Records contained in a dataset
- - - -

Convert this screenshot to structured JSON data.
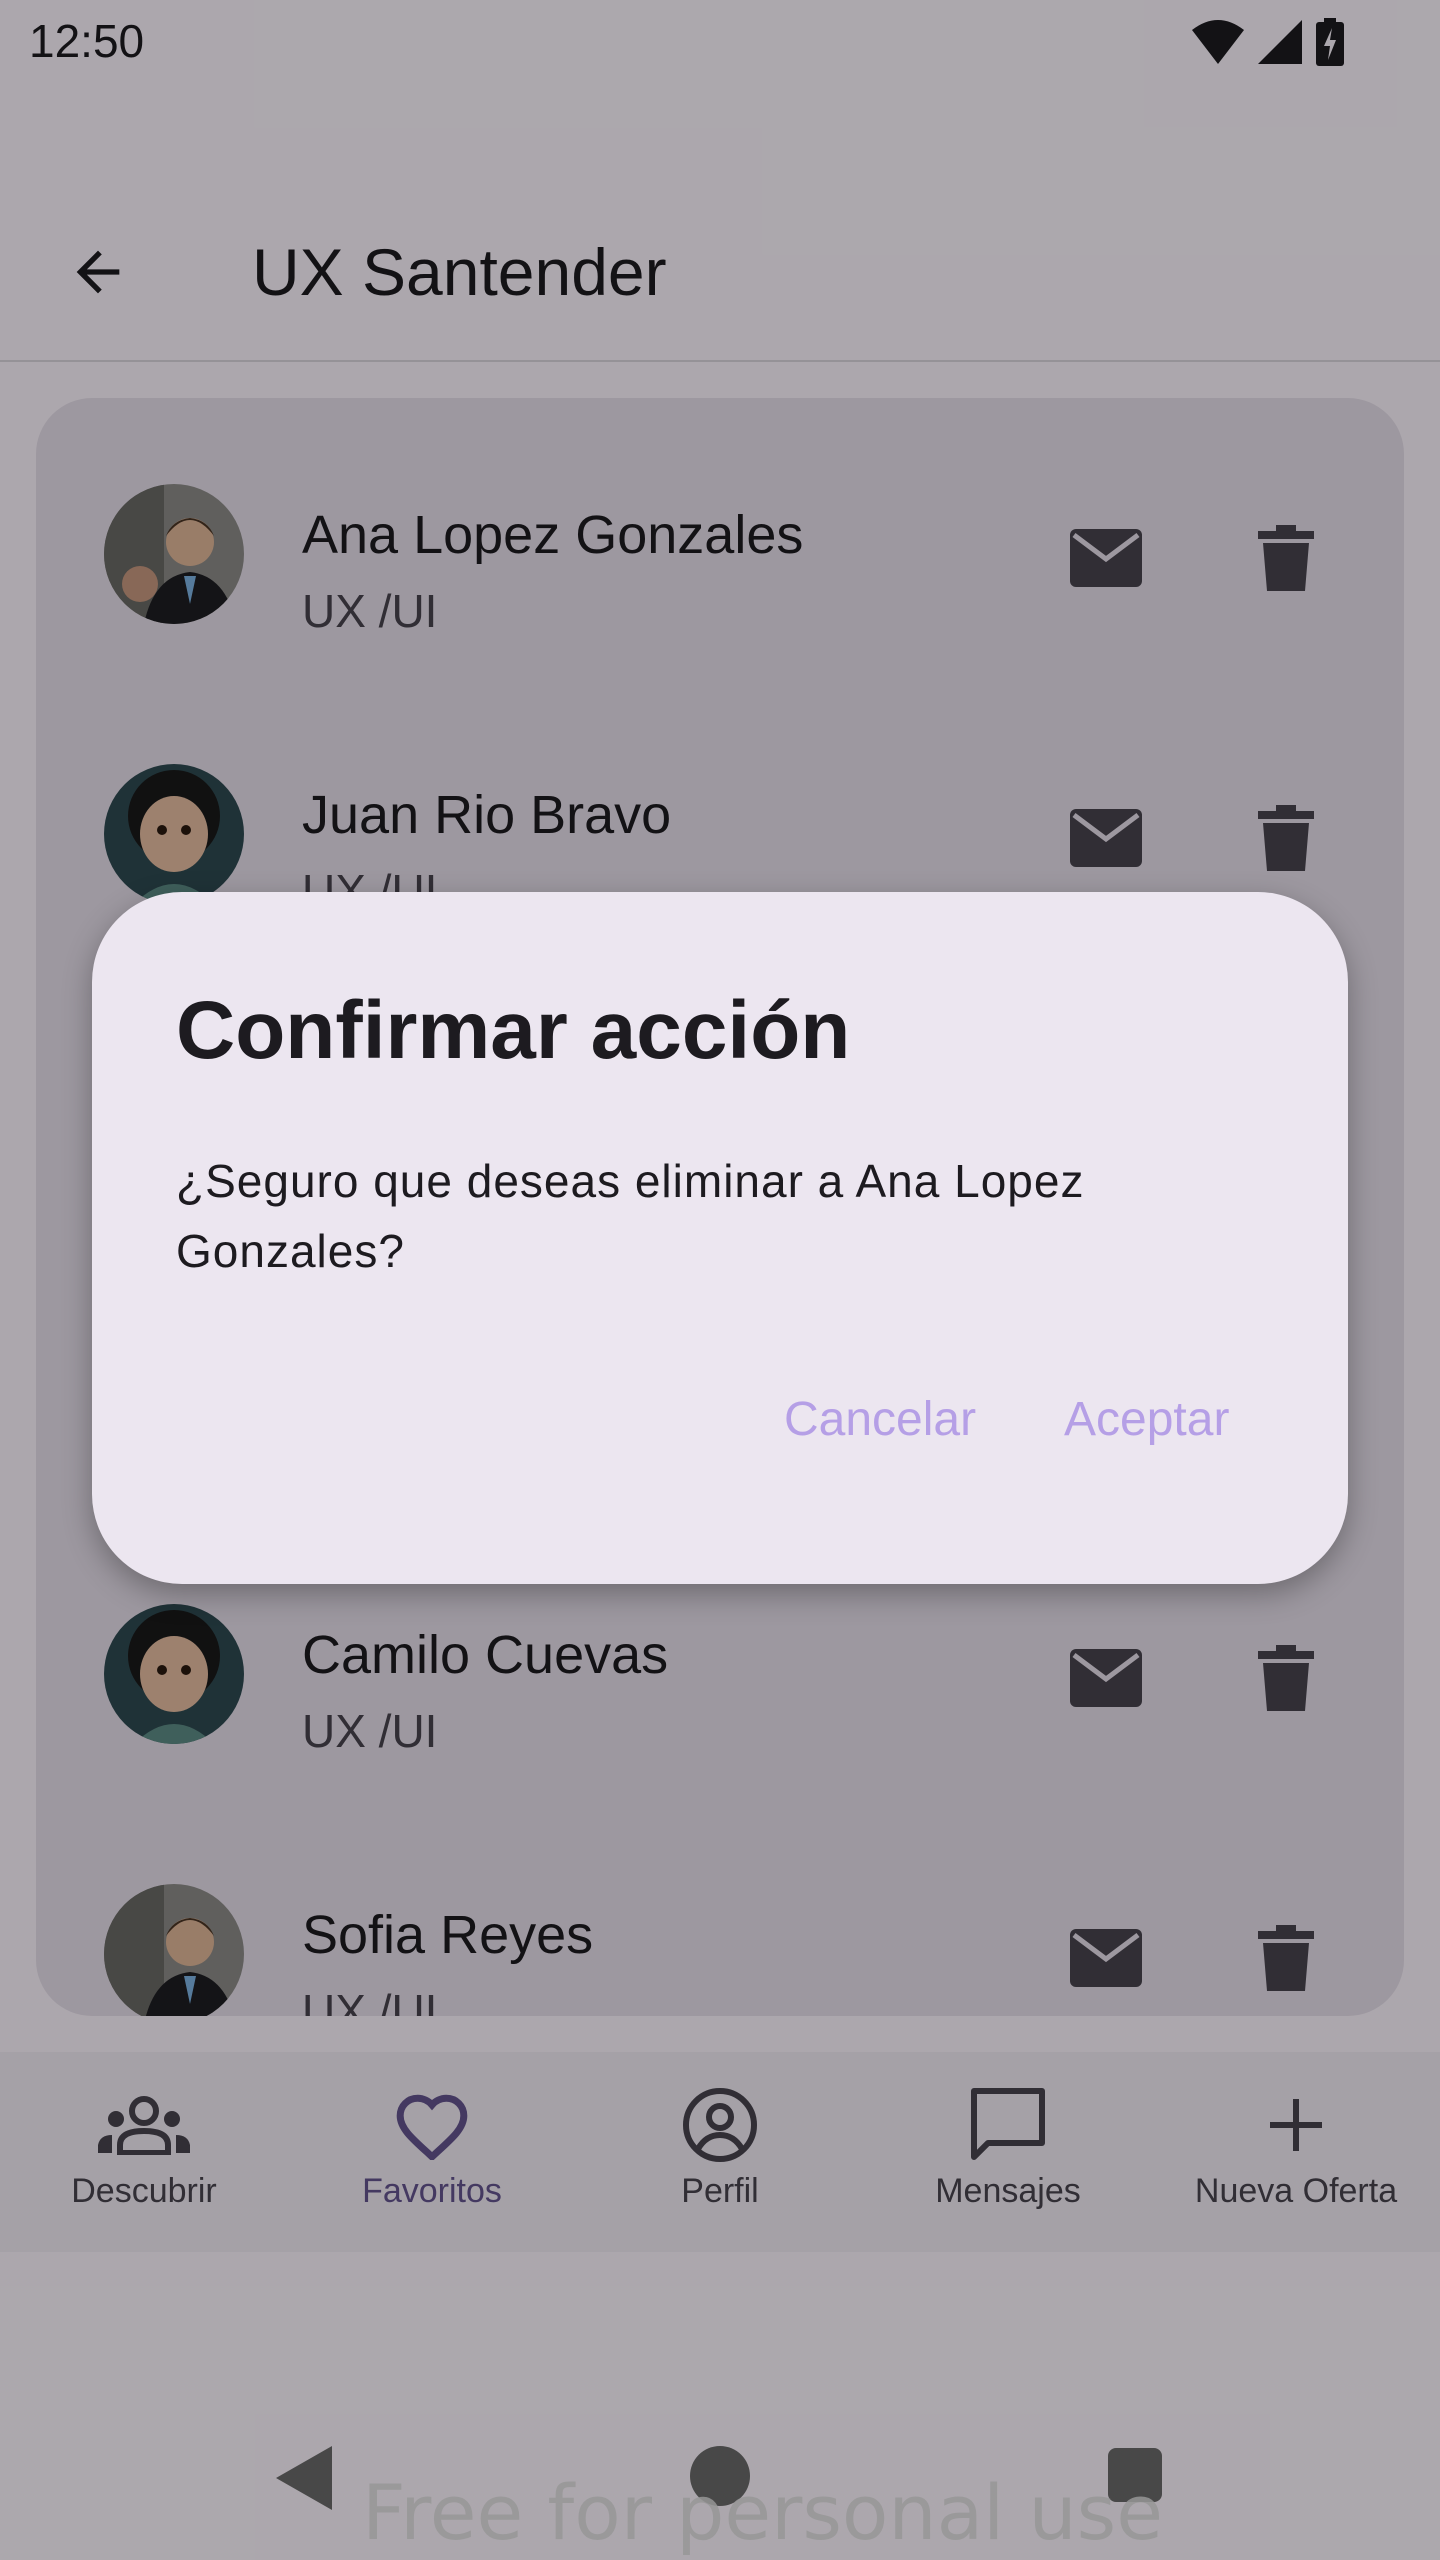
{
  "status_bar": {
    "time": "12:50"
  },
  "app_bar": {
    "title": "UX Santender"
  },
  "contacts": [
    {
      "name": "Ana Lopez Gonzales",
      "role": "UX /UI"
    },
    {
      "name": "Juan Rio Bravo",
      "role": "UX /UI"
    },
    {
      "name": "Camilo Cuevas",
      "role": "UX /UI"
    },
    {
      "name": "Sofia Reyes",
      "role": "UX /UI"
    }
  ],
  "bottom_nav": {
    "items": [
      {
        "label": "Descubrir",
        "icon": "groups-icon"
      },
      {
        "label": "Favoritos",
        "icon": "heart-icon",
        "active": true
      },
      {
        "label": "Perfil",
        "icon": "account-circle-icon"
      },
      {
        "label": "Mensajes",
        "icon": "chat-icon"
      },
      {
        "label": "Nueva Oferta",
        "icon": "plus-icon"
      }
    ]
  },
  "dialog": {
    "title": "Confirmar acción",
    "message": "¿Seguro que deseas eliminar a Ana Lopez Gonzales?",
    "cancel_label": "Cancelar",
    "accept_label": "Aceptar"
  },
  "watermark": "Free for personal use",
  "colors": {
    "primary": "#65558f",
    "dialog_button": "#b59fe6",
    "card_bg": "#e8e0ec",
    "dialog_bg": "#ece6f0"
  }
}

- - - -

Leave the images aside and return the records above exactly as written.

◆ Exercise output ◆
Convert this screenshot to structured JSON data.
{
  "status_bar": {
    "time": "12:50"
  },
  "app_bar": {
    "title": "UX Santender"
  },
  "contacts": [
    {
      "name": "Ana Lopez Gonzales",
      "role": "UX /UI"
    },
    {
      "name": "Juan Rio Bravo",
      "role": "UX /UI"
    },
    {
      "name": "Camilo Cuevas",
      "role": "UX /UI"
    },
    {
      "name": "Sofia Reyes",
      "role": "UX /UI"
    }
  ],
  "bottom_nav": {
    "items": [
      {
        "label": "Descubrir",
        "icon": "groups-icon"
      },
      {
        "label": "Favoritos",
        "icon": "heart-icon",
        "active": true
      },
      {
        "label": "Perfil",
        "icon": "account-circle-icon"
      },
      {
        "label": "Mensajes",
        "icon": "chat-icon"
      },
      {
        "label": "Nueva Oferta",
        "icon": "plus-icon"
      }
    ]
  },
  "dialog": {
    "title": "Confirmar acción",
    "message": "¿Seguro que deseas eliminar a Ana Lopez Gonzales?",
    "cancel_label": "Cancelar",
    "accept_label": "Aceptar"
  },
  "watermark": "Free for personal use",
  "colors": {
    "primary": "#65558f",
    "dialog_button": "#b59fe6",
    "card_bg": "#e8e0ec",
    "dialog_bg": "#ece6f0"
  }
}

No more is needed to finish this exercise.